Bournemouth Council originally outsourced its IT alongside revenues, benefits, and facilities management, human resources and payroll six years ago. It is now set to discuss a possible U-turn at a cabinet meeting next week.
According to local newspaper The Daily Echo, council leader John Beesley said the authority needs to find savings of £14m in the 2016/17 financial year and £12m the following year.
“There are even more difficult decisions needed beyond then and the council has no choice but to look further and deeper into departmental budgets to do all it can to protect frontline services,” he said.
“In this increasingly difficult financial environment, the council needs to control directly the £14m associated with the [outsourcing] contract.”
If approved by the full council, the move will see more than 200 staff being transferred back to the Dorset authority from supplier Kier.
Read more about local government outsourcing
- Dorset Council decides against outsourcing back-office services, including IT, due to a lack of flexibility.
- Cornwall Council gets green light from high court to end its £160m outsourcing deal with BT, and plans to give termination notice before Christmas.
- Edinburgh Council has signed a seven-year IT outsourcing contract with CGI in a bid to transform council services.
In a separate move in December, Dorset Council rejected outsourcing as an option for its back-office services, including IT, because it would not provide the flexibility it required.
Dorset Council needs to find £45m over the next three years due to a reduction in its grant – changes to the back-office services are part of this.
Robin Cook, cabinet member for corporate development at Dorset Council, said at the time that the council doesn’t spend too much money on these services, but that it could be more efficient.
Cook said that ideally all services would be kept in-house, but admitted this would not be possible and voiced support for the council’s support staff. “We want to give these hard-working people the tools to do their job in a more effective way.
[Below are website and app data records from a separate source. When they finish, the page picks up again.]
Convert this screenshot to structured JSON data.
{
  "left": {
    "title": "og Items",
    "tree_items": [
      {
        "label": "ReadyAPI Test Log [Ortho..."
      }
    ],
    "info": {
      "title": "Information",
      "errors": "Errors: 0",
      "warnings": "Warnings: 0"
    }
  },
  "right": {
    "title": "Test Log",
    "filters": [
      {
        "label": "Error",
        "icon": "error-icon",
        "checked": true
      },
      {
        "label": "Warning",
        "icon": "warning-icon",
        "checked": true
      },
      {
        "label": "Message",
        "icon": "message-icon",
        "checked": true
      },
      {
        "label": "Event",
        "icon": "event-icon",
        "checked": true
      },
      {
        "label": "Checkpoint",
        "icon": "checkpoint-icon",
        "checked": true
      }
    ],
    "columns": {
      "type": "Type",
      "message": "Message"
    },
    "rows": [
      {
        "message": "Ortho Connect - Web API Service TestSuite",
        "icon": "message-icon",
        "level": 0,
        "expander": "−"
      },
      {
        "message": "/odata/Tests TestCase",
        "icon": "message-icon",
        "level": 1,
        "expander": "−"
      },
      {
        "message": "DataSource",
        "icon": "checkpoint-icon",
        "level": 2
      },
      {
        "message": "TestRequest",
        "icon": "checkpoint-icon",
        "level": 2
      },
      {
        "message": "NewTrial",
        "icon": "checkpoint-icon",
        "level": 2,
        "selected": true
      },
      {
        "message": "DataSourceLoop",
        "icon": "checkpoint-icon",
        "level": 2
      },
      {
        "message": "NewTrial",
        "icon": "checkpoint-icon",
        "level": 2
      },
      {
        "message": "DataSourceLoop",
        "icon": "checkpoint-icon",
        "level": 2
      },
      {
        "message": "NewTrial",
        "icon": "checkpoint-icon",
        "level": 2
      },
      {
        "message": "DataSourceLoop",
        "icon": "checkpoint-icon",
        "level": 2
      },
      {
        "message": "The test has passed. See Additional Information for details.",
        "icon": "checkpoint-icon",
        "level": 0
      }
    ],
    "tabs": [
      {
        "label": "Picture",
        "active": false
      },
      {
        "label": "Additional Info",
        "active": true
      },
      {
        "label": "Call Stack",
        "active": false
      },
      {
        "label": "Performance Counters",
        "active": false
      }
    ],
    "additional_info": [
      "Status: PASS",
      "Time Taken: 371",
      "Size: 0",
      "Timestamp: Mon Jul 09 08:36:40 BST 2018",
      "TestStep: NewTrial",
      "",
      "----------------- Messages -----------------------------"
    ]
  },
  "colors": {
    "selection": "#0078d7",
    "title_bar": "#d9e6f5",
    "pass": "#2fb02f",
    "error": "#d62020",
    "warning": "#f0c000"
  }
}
That is the aim here. In an ideal world, we’d look to keep all of this in-house.”